If you ever read a software publisher's essays on software piracy, you know they often talk about whether the copy you got is "genuine". What this means is the software files on the DVD you used, or in the software package you downloaded, comprise an untampered copy of the program as produced by the publisher itself. See, it's sometimes possible for a software pirate to illicitly unlock protected programs by modifying the program code, meaning you don't need an actual product key to use it. This could be a problem for you, because the pirate could also add program code designed to capture your password when you visit your bank's website, and steal all your money. Unlikely, but certainly possible, especially if you downloaded an otherwise expensive software package for just a few bucks from an overseas website.

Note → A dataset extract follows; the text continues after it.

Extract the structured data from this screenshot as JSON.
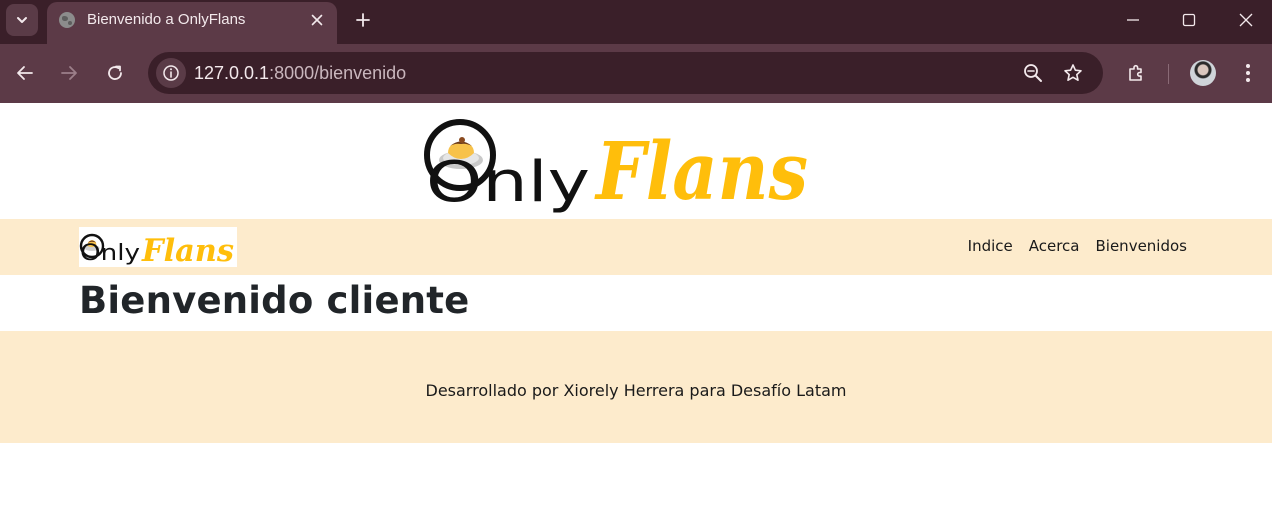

The genuineness of software also applies to the product key itself. Certainly you've noticed how some companies provide product keys on paper media with counterforgery technologies that rival the most advanced paper currency, such as watermarks, foil threading, textures, and holograms. Well, of course, if you get a product key that was copied from someone else, then it will usually be missing all those features, and so that's obviously one way you can tell that your product key isn't genuine. If you don't realize this, and use it to activate software you downloaded directly from the publisher, you might find that your particular key won't work because it's already been activated on the computer it was copied from, or, worse, that particular code was mass-copied by an ambitious pirate, and it triggers an alarm when you try to use it! If that happens, good luck getting your money back from whatever shady dealer sold it to you.
So, there are risks involved in acquiring the software download files from an outlet that claims you don't need to activate it with a product key, as well as getting a product key from an illegitimate source.